He then sheds his materialism, which includes giving away his shoes to live barefoot–a positive theme throughout the book that plays an important role in Henry’s life (which lasts another 18 years).
The Adventures of the Barefoot Sisters, books one and two.
Their two books describe their experiences and adventures on the trail.
In 2009 the two sisters wrote a third book about their experiences: The Barefoot Sisters Walking Home – Adventures on the Appalachian Trail.
Going Barefoot, by Aileen Fisher
In wondrous words and beautiful pictures, Going Barefoot describes the joys of a child’s anticipation and yearning for the weather to be warm enough so he can go barefoot, and thinks about all the animals that go barefoot all year-round.
Barefoot Times, by Jeff Pages
A series of full-length novels written by SBL member Jeff Pages.
In the first book, we meet fourteen-year-old Peter Thorpe on his first day at his new school in the country town of Narrabri, where he is befriended by a lonely Aboriginal boy named Billy Collins. Before long they discover that they share not only a love for astronomy and barefooting, but a destiny that changes the course of history.
Two books by Marco Peel
The author, Marco Peel, lives a barefoot life after he left his shoes at home to walk the Camino de Santiago. Architect and composer, he now lives in Spain with his wife and two sons.
Space Below My Feet, by Gwen Moffat

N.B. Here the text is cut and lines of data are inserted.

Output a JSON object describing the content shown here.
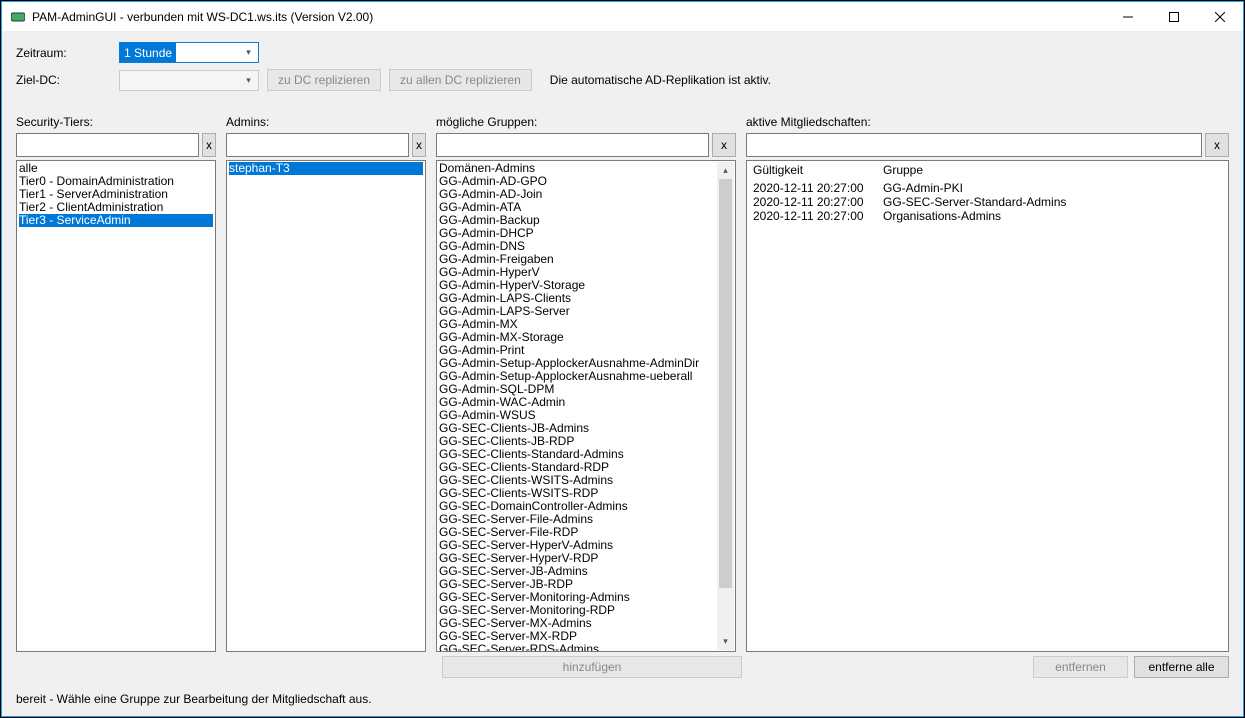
{
  "window": {
    "title": "PAM-AdminGUI - verbunden mit WS-DC1.ws.its (Version V2.00)"
  },
  "labels": {
    "zeitraum": "Zeitraum:",
    "zieldc": "Ziel-DC:",
    "securityTiers": "Security-Tiers:",
    "admins": "Admins:",
    "groups": "mögliche Gruppen:",
    "memberships": "aktive Mitgliedschaften:",
    "validity": "Gültigkeit",
    "group": "Gruppe"
  },
  "zeitraumValue": "1 Stunde",
  "buttons": {
    "replicateDC": "zu DC replizieren",
    "replicateAll": "zu allen DC replizieren",
    "add": "hinzufügen",
    "remove": "entfernen",
    "removeAll": "entferne alle",
    "x": "x"
  },
  "replMessage": "Die automatische AD-Replikation ist aktiv.",
  "tiers": [
    "alle",
    "Tier0 - DomainAdministration",
    "Tier1 - ServerAdministration",
    "Tier2 - ClientAdministration",
    "Tier3 - ServiceAdmin"
  ],
  "tiersSelectedIndex": 4,
  "admins": [
    "stephan-T3"
  ],
  "adminsSelectedIndex": 0,
  "groups": [
    "Domänen-Admins",
    "GG-Admin-AD-GPO",
    "GG-Admin-AD-Join",
    "GG-Admin-ATA",
    "GG-Admin-Backup",
    "GG-Admin-DHCP",
    "GG-Admin-DNS",
    "GG-Admin-Freigaben",
    "GG-Admin-HyperV",
    "GG-Admin-HyperV-Storage",
    "GG-Admin-LAPS-Clients",
    "GG-Admin-LAPS-Server",
    "GG-Admin-MX",
    "GG-Admin-MX-Storage",
    "GG-Admin-Print",
    "GG-Admin-Setup-ApplockerAusnahme-AdminDir",
    "GG-Admin-Setup-ApplockerAusnahme-ueberall",
    "GG-Admin-SQL-DPM",
    "GG-Admin-WAC-Admin",
    "GG-Admin-WSUS",
    "GG-SEC-Clients-JB-Admins",
    "GG-SEC-Clients-JB-RDP",
    "GG-SEC-Clients-Standard-Admins",
    "GG-SEC-Clients-Standard-RDP",
    "GG-SEC-Clients-WSITS-Admins",
    "GG-SEC-Clients-WSITS-RDP",
    "GG-SEC-DomainController-Admins",
    "GG-SEC-Server-File-Admins",
    "GG-SEC-Server-File-RDP",
    "GG-SEC-Server-HyperV-Admins",
    "GG-SEC-Server-HyperV-RDP",
    "GG-SEC-Server-JB-Admins",
    "GG-SEC-Server-JB-RDP",
    "GG-SEC-Server-Monitoring-Admins",
    "GG-SEC-Server-Monitoring-RDP",
    "GG-SEC-Server-MX-Admins",
    "GG-SEC-Server-MX-RDP",
    "GG-SEC-Server-RDS-Admins"
  ],
  "memberships": [
    {
      "validity": "2020-12-11 20:27:00",
      "group": "GG-Admin-PKI"
    },
    {
      "validity": "2020-12-11 20:27:00",
      "group": "GG-SEC-Server-Standard-Admins"
    },
    {
      "validity": "2020-12-11 20:27:00",
      "group": "Organisations-Admins"
    }
  ],
  "status": "bereit - Wähle eine Gruppe zur Bearbeitung der Mitgliedschaft aus."
}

In 1945, Gwen Moffat, then in her twenties, left the Army and went to live rough in Wales and Cornwall, climbing and living on practically nothing. She hitchhiked her way around, with all her possessions on her back–which amounted to little more than a rope and a sleeping bag. The mountains attracted Moffat and she tackled the toughest climbs, going on to become Britain’s leading female climber—and the first woman to qualify as a mountain guide. As the book also describes, Gwen often climbed barefoot.
In December, 2016, Banff Mountain Film Festival included the short film, Operation Moffat, inspired by the life of Gwen Moffat. In the film, writer Claire Carter and film-maker Jen Randall follow in Gwen’s footsteps literally – including climbing in bare feet.
The Foot Book, by Dr. Seuss
Barefoot Abe, by Sadyebeth and Anson Lowitz
A wonderfully entertaining and educational children’s book about Abraham Lincoln. Each page includes a large illustration related to the text. Every illustration covering Lincoln’s life from childhood through about the age of 21 shows him barefoot. Over the book’s 50 some pages, 30 show barefoot people in various activities. Historically accurate for a time in America when going barefoot was not seen as unusual.